# EXERCISE OBJECTIVE
Report every line of the records below that contains the word "author".

# Data entries

+ + +

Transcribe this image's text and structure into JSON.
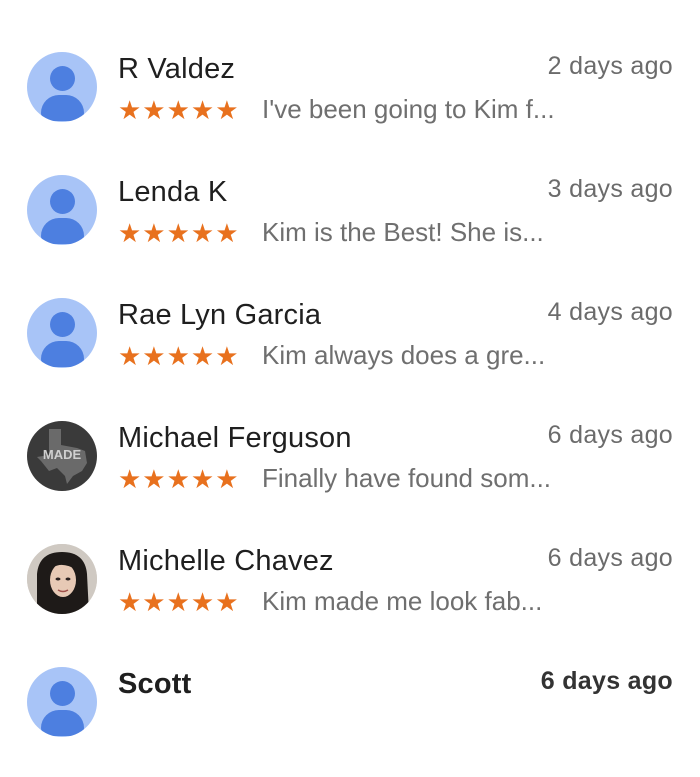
{
  "colors": {
    "star": "#e8711e",
    "avatar_bg": "#a8c4f7",
    "avatar_fg": "#4d7fe0"
  },
  "reviews": [
    {
      "author": "R Valdez",
      "date": "2 days ago",
      "rating": 5,
      "stars": "★★★★★",
      "snippet": "I've been going to Kim f...",
      "avatar": "default-person-icon"
    },
    {
      "author": "Lenda K",
      "date": "3 days ago",
      "rating": 5,
      "stars": "★★★★★",
      "snippet": "Kim is the Best!  She is...",
      "avatar": "default-person-icon"
    },
    {
      "author": "Rae Lyn Garcia",
      "date": "4 days ago",
      "rating": 5,
      "stars": "★★★★★",
      "snippet": "Kim always does a gre...",
      "avatar": "default-person-icon"
    },
    {
      "author": "Michael Ferguson",
      "date": "6 days ago",
      "rating": 5,
      "stars": "★★★★★",
      "snippet": "Finally have found som...",
      "avatar": "texas-made-logo",
      "avatar_text": "MADE"
    },
    {
      "author": "Michelle Chavez",
      "date": "6 days ago",
      "rating": 5,
      "stars": "★★★★★",
      "snippet": "Kim made me look fab...",
      "avatar": "profile-photo"
    },
    {
      "author": "Scott",
      "date": "6 days ago",
      "avatar": "default-person-icon"
    }
  ]
}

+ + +

# ANSWER FOR THE TASK
      "author": "R Valdez",
      "author": "Lenda K",
      "author": "Rae Lyn Garcia",
      "author": "Michael Ferguson",
      "author": "Michelle Chavez",
      "author": "Scott",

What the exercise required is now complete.